Saturday, June 27, 2009

How URLs Work

Uniform Resource Locators (URL), you know:,, etc. Believe it or not these strings of text hold a lot of information about the structure and design of the site you are connection to. URL are really paths which go down the file structure (like /home/mike/
or c:\windows\, more on this latter) to the resource (file in most cases) that you are remotely accessing. When you type in your browser you are tell the site, the path of the resource you want to access.

The format of URLs are a bit odd (according to Wikipedia the creator of URLs, Tim Berners-Lee, regrets the format) . You see, it follows a reverse order before the first /. Lets break down an URL to illustrate how an URL works. Take this URL for an example:

The first part http:// says which Internet protocol you are using to access the site (other popular examples are ftp:// and https://). Every browser I have ever used assumes if you just type that want to use HTTP so it will prefix http:// to your URL.

The next part,, is a bit odd. You see it is backwards, the way it is parsed is from the last . (dot) to first . (dot).,, looks like this /com/blogspot/comp-phil to the web server you are connecting to.

The image above shows how (on a very small scale) the Internet is organized. The com tells the DNS server which branch of the Internet the site is on (org, gov, net, uk, etc.). The next part, blogspot, tells you which domain branch the site is on. In this example the comp-phil says which sub-domain the site is on. Last, the www says (basicly) that the sub-domain is www (World Wide Web). So, the example can be thought of as /com/blogspot/comp-phil/www/. There is an implied .:80 at the end of this section, so this section of the URL really looks like, if you do not believe me try in your browser, I'll wait.

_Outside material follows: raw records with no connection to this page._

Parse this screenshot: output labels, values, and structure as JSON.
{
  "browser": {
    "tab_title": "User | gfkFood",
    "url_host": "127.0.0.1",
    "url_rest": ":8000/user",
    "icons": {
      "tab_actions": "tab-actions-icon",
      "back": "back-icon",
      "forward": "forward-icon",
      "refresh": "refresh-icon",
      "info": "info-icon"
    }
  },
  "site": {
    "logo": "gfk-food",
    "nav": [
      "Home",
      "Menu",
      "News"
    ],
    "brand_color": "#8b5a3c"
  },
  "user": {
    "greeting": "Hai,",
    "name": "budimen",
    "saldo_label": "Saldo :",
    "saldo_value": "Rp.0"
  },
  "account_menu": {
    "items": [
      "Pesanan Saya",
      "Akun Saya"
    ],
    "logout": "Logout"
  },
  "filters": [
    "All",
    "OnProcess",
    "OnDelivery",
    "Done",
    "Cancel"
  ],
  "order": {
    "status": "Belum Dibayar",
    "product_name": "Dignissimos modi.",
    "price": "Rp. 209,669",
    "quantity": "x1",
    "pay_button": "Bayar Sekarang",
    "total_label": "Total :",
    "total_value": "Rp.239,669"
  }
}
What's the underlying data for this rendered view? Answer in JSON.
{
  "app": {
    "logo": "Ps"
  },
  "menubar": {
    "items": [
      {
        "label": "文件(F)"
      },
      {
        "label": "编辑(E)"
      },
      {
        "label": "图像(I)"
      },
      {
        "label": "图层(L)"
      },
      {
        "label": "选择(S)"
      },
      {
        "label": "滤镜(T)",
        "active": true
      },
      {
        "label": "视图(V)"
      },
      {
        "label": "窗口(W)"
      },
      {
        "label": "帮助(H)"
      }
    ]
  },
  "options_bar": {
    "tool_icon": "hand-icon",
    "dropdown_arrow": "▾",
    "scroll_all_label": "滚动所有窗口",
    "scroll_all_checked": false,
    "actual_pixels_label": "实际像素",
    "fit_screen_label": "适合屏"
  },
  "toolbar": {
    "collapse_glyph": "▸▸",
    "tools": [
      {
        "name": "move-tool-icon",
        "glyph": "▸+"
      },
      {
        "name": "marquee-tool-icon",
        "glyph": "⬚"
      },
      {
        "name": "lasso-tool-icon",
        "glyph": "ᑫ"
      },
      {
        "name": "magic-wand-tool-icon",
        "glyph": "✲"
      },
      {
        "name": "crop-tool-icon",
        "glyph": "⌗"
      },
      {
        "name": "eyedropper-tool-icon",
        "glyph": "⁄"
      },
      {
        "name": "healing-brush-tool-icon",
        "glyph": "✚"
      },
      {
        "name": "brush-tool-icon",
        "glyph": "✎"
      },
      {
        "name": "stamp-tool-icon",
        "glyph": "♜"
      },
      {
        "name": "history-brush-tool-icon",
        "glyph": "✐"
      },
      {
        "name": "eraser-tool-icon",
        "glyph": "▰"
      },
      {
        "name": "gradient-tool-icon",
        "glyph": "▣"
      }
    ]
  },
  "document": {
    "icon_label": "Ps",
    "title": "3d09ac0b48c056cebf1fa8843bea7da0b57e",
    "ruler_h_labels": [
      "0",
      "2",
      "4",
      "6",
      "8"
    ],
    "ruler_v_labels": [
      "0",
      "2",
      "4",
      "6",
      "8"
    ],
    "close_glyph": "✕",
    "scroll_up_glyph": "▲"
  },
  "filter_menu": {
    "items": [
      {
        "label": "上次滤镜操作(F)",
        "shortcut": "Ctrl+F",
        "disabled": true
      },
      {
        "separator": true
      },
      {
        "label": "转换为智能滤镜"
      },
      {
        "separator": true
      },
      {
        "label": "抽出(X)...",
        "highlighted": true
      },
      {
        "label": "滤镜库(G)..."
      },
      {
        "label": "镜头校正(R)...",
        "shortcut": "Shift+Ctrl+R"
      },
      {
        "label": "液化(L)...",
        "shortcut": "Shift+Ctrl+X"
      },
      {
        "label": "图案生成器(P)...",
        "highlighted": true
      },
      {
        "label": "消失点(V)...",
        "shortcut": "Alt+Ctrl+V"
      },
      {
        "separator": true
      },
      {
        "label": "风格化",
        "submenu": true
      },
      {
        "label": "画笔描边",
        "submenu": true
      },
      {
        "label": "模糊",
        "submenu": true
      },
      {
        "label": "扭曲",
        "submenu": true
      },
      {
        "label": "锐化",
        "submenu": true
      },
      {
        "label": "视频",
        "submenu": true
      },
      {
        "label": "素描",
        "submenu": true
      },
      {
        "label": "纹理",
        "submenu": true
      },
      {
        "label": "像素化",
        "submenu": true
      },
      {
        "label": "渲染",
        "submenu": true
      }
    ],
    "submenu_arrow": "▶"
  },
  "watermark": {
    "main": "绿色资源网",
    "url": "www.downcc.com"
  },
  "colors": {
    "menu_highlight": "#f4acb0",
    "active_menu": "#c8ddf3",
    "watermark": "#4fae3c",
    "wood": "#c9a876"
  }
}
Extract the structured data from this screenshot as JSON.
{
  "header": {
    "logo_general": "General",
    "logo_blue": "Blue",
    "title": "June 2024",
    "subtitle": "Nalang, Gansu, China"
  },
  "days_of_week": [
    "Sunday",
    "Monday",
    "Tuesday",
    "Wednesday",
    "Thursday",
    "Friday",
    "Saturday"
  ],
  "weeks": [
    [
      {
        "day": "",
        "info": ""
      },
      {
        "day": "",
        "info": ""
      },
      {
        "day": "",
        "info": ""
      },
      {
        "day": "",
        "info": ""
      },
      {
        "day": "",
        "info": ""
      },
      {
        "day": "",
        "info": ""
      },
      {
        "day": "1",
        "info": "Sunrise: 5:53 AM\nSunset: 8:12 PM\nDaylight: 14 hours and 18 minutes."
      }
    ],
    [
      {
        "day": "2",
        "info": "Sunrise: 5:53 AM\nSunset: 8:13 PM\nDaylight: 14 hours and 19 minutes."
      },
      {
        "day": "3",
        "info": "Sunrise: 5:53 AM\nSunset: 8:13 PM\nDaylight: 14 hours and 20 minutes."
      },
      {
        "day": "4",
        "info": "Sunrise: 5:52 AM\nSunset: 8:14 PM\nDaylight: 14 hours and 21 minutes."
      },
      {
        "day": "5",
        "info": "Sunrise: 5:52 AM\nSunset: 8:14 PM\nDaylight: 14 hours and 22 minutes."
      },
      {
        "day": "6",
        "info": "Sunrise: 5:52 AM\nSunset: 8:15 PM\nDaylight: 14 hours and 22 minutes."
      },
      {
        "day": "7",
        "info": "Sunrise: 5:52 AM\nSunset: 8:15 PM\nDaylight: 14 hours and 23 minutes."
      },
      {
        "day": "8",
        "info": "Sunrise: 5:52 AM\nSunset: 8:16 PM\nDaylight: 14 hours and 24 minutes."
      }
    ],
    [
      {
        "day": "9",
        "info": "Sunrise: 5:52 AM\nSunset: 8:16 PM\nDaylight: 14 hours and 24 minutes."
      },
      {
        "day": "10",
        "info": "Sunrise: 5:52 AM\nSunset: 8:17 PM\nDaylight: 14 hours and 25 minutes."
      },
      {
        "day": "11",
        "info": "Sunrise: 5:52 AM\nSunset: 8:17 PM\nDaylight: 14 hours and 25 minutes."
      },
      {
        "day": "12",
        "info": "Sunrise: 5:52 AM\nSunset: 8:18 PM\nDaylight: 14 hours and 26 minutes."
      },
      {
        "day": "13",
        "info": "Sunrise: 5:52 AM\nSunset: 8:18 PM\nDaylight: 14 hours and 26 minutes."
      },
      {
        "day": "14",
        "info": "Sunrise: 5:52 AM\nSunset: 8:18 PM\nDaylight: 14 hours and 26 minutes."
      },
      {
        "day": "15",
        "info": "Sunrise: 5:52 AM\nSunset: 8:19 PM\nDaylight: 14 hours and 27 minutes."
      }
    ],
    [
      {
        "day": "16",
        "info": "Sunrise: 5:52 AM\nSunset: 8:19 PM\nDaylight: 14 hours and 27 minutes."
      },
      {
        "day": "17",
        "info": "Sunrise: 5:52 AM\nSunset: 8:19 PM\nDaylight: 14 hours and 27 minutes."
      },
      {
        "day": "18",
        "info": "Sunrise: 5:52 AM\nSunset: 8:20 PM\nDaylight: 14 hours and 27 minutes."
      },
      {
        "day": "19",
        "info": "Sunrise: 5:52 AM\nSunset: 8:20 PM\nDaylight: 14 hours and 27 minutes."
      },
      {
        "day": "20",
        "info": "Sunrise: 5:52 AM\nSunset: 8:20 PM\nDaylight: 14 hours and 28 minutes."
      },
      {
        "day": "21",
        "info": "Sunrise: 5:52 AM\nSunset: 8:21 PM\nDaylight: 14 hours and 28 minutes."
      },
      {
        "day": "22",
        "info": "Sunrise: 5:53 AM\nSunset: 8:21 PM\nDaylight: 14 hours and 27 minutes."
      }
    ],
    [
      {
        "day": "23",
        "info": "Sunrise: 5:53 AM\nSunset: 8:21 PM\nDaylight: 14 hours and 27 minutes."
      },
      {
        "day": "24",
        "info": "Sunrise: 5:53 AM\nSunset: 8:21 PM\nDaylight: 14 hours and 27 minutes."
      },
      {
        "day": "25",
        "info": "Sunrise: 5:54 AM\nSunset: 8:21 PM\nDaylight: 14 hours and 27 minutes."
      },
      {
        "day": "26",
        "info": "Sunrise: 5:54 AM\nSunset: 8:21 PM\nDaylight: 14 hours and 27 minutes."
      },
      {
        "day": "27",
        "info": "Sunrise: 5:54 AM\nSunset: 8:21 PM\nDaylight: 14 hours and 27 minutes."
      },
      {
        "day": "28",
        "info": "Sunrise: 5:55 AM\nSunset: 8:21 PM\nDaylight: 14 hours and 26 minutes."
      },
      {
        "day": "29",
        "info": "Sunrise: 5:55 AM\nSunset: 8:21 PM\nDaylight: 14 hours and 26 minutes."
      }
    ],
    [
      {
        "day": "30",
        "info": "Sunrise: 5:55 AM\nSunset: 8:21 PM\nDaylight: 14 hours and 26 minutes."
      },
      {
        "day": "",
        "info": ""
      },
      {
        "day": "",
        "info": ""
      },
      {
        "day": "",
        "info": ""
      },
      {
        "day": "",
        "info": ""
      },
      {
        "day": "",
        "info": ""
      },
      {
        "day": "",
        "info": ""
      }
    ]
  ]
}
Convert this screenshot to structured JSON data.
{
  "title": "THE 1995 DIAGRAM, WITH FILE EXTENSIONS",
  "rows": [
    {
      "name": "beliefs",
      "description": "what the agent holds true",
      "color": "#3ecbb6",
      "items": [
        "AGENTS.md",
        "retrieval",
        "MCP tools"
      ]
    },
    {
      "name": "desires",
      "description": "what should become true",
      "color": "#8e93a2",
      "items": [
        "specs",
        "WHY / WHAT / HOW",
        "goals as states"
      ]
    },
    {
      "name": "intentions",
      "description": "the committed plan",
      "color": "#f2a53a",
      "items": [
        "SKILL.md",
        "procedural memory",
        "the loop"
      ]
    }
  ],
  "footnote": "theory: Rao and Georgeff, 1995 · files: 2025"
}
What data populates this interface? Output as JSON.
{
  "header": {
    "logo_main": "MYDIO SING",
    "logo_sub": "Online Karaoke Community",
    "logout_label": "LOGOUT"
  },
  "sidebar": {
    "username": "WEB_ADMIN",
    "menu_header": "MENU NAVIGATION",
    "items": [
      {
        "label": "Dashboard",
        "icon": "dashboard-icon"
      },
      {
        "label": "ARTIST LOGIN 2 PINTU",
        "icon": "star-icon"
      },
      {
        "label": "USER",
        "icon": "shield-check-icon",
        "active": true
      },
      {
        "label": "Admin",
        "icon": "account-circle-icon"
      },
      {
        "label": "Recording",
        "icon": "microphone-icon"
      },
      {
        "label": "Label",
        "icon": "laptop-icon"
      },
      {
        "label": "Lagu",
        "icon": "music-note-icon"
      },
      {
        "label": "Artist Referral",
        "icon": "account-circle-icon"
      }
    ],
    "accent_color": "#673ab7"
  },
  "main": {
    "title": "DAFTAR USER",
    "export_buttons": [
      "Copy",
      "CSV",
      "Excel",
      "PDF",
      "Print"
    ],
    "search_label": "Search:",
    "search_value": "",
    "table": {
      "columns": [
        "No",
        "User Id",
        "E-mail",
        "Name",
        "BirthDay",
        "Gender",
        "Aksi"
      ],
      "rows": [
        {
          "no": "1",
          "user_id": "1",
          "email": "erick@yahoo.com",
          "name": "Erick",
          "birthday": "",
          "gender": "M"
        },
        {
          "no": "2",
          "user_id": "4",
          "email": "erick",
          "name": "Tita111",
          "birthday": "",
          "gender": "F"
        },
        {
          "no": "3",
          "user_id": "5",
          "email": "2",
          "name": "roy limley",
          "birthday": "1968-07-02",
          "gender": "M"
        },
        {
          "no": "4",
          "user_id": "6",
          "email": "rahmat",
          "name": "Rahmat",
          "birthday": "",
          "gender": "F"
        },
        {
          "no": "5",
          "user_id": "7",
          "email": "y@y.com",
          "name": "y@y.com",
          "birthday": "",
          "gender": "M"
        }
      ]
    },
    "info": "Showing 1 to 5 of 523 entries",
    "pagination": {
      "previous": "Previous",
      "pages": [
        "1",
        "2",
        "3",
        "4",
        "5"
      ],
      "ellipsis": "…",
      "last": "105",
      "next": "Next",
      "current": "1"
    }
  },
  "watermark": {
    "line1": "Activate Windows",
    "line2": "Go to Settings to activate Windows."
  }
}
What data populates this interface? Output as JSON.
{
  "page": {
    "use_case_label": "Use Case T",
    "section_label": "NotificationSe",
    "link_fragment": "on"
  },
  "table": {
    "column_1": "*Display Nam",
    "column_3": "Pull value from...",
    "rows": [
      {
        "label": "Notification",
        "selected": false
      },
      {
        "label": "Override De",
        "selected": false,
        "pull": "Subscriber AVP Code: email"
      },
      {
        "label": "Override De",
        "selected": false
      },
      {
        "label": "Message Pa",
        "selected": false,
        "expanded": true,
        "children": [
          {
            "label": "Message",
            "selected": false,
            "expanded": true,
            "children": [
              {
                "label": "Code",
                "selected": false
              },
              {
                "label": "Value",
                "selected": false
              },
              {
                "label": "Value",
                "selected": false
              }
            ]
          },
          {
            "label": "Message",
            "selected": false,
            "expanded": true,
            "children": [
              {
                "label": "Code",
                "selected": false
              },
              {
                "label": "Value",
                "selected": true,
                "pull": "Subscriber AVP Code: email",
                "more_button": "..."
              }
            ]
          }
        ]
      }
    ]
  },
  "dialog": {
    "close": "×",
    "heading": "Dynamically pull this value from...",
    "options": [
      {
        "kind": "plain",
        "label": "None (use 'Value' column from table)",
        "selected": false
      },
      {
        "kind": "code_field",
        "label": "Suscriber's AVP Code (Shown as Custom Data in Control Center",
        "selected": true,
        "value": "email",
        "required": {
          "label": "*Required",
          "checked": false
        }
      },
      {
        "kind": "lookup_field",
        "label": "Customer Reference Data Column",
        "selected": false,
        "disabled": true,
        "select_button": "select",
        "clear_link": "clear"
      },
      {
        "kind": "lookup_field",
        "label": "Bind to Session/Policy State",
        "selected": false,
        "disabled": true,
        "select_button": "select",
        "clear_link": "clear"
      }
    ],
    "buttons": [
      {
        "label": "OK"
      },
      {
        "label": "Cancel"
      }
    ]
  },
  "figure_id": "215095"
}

Welcome back, the . (dot) after the com, says that it is the root directory (think UNIX directory structure), the :80 at the end says that the server is listening to port 80. Port 80 is the IANA assigned port number for the World Wide Web HTTP (web sites).

The last section of the example, /2009/06/using-just-addition-and-negation-to.html, is just the directory structure from the server's sub-domain to the resource you are requesting. If you look on the server you would see that in the /2009/06/ directory of the sub-domain a HTML file called using-just-addition-and-negation-to.html.

That's it, not very comlicated at all (well the part is complex, but understandable). Next time you type in in your browser you will understand what you really doing (and while you are there follow me and say hi).